I just started a fire in the fireplace and snuggled on the couch with my laptop. A moment ago, I was staring at this blank computer screen until the wind chimes on the back patio sang me out of my stupor. A little prayer crossed my mind, and I asked God to send some snow.
But then I thought, "Hey, wait! Not today. Today's Saturday. Could you hold it off for Monday?"
Don't let any teacher lie to you; we pray just as hard as kids do for snow on a school day. There is something magical about hearing snow predictions from the weather man on the evening news, getting into bed with the debate in your head -- set the alarm or not -- then turning on the TV in the morning still snuggled in your covers, wanting desperately to see your county on the "No School Today" list.
Not a 2-hour delay. That requires getting out of our pajamas. We want the whole day.
The feeling is the same feeling that gets us into the movie theater to watch the latest thriller, or causes us to play Clue, or puts that mystery novel in our hands. We love the pins-and-needles, fingers-crossed feel of a mystery. The thrill of trying to figure out and make bets on the unknown. I think it's why many of us ran out to the Exxon station and bought a lottery ticket for the first time just for a chance at winning the recent gazillion dollar PowerBall.
It's the thrill of the possibility that something magnificent might be in our future.
You think I jest in comparing a snow day for teachers to winning the PowerBall, but a snow day is really that priceless.
The very harsh, sad reality is, snow doesn't seem to find us a lot here in Columbus. I mean, I don't necessarily want to spend the night with my students after snow strands us at school, like what happened to my niece and nephew in Acworth a few years back. But an organized, pre-determined, well-stocked-pantry kind of snow day would be perfect.
So, the dream will forever be alive, and God will hear from a lot more teachers and students when the temperature drops here in South Georgia.
I remember one time when I was teaching in South Carolina, the dream came true and school was cancelled for an unexpected snow. Of course, I was overjoyed to remain in my pajamas all day and get some work done, until I remembered my laptop was at school.

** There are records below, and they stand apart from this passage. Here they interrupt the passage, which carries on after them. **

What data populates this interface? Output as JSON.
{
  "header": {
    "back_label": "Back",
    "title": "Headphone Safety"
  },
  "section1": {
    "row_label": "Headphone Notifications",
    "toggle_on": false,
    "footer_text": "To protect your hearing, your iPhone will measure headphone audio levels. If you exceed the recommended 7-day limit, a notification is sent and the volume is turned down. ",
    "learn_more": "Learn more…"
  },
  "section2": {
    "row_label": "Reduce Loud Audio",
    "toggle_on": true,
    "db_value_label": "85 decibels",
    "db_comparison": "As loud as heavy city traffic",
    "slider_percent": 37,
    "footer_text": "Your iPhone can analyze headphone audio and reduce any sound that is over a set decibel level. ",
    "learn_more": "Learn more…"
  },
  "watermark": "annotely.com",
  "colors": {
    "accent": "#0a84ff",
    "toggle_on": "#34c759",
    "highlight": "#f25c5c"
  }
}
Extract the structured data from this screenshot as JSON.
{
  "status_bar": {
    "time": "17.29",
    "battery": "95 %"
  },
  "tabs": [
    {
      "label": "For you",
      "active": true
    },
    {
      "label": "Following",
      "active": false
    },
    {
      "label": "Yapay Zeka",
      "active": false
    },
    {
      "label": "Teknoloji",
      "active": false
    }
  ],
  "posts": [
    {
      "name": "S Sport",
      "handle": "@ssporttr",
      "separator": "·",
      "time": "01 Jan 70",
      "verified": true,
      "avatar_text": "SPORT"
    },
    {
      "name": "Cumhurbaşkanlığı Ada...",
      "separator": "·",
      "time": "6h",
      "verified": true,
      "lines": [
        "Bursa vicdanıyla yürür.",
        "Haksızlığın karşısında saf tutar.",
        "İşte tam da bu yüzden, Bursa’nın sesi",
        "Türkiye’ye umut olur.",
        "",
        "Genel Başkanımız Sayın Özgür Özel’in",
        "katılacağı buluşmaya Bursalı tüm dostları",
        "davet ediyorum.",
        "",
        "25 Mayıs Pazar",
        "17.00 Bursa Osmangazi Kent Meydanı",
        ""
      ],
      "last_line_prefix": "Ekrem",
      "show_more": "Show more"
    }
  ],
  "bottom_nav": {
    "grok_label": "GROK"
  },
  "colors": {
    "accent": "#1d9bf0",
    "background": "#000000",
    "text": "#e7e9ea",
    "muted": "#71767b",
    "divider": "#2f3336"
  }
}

"I'll just drive the 2 miles to school and go get it," my fearless youth told me. Thoughts like those have long since ceased to enter my head. The older I get, the "Hey, watch this!" mentality is replaced with thoughts of insurance deductibles. My mom would be proud, as well as my insurance agent -- I decided not to drive. I opted for the mountain bike.
What a simple, safe adventure I thought it would be. So I bundled up and headed out.

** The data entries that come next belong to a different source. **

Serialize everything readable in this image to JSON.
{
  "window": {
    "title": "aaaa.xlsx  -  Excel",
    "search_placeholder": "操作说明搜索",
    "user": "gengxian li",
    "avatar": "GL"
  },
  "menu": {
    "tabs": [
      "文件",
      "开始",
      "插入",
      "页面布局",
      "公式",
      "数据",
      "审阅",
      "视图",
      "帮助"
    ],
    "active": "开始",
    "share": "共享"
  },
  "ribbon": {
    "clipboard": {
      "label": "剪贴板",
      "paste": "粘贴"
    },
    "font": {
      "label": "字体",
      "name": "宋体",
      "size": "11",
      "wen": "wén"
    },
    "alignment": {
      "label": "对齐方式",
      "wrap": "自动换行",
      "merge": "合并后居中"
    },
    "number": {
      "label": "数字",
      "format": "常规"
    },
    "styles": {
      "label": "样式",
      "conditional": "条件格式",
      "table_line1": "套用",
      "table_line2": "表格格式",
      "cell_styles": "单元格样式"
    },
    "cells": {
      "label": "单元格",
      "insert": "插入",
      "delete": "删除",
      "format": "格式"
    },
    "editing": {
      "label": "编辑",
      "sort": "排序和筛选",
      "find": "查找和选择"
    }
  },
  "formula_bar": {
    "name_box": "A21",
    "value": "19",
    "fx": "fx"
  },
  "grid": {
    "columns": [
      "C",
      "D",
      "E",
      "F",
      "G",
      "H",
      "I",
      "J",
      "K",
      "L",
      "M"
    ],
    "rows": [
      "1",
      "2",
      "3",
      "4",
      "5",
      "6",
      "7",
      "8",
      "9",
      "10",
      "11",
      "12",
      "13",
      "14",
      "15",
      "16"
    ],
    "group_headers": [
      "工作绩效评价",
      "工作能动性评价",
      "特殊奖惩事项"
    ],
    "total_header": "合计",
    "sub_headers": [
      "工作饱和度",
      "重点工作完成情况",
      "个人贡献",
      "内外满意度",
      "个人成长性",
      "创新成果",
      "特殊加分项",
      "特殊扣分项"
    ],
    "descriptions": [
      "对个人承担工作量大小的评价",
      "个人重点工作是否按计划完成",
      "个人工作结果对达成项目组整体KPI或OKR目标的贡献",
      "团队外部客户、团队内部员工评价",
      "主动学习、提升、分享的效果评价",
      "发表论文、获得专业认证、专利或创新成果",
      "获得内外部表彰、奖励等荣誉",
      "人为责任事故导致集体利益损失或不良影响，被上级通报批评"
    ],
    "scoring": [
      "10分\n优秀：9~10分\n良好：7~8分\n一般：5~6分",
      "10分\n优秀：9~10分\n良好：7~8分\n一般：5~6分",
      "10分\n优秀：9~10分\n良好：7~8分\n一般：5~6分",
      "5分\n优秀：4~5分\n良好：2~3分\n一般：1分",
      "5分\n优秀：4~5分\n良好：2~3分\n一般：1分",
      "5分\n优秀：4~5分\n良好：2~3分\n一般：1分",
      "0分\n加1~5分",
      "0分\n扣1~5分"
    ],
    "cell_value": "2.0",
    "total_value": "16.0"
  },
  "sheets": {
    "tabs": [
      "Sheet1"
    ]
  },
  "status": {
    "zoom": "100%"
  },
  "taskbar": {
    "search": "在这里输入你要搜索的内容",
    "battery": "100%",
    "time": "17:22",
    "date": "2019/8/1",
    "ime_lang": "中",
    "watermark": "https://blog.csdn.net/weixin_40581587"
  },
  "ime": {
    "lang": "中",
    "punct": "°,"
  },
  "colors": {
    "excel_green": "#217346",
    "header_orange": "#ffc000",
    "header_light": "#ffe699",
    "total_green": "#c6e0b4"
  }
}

There is a certain serene stillness on a snowy day, and I enjoyed the walk to the top of my driveway. That is where the enjoyment of the serenity ended.
I mounted the two-wheeler and started on my way.
After a long time of tedious pedaling on the ice-packed snow, I looked back to see how far I had conquered. About 10 yards. Another decision had to be made. Get back in my pajamas or press on. Well, this Southern girl was not going to let the Northern blast get the best of her, so I pressed on.
I'm not sure if I would call that decision wise or not. Some might diagnose it as indicative of a passionately resolved professional, dedicated to her job. Others -- I would assume to be mostly fellow teachers -- might assess the decision as foolishly ignorant of the truly precious gift God had given. Whatever the descriptor, I kept going. With no cars braving the whiteout, I claimed the very center of the road in the hopes that any mishap would land me on the street and not down some snowy embankment to be overlooked and freeze to death.
The mechanics of riding a bike in icy snow is quite difficult. Every time I pushed the pedal down, instead of projecting me forward, the tire would skid and push me nowhere. I'd count to 10 and try again. After every few feet gained, I would feel triumphant enough to keep trying, resolving within myself not to look back but to keep my eyes on the prize -- that blasted laptop.
Meanwhile, I think I lost my face and a few fingers back about 5 feet in the blistering cold, and my toes were somewhere detached in my socks, but I would deal with all that later. I was determined.
About 2 hours and 2 miles later, I arrived at the school, unlocked the door, and lay prone on the snow-free floor trying to unthaw. I finally meandered to my classroom, stuffed the laptop in my backpack, and started the journey back.
I can't remember now if I got my work done, but I did regain my face, fingers and toes, which I guess is a good thing. There's a moral to the story somewhere, but I'll leave that up to you.
Sheryl Green is an independent contractor. Contact her at firstname.lastname@example.org.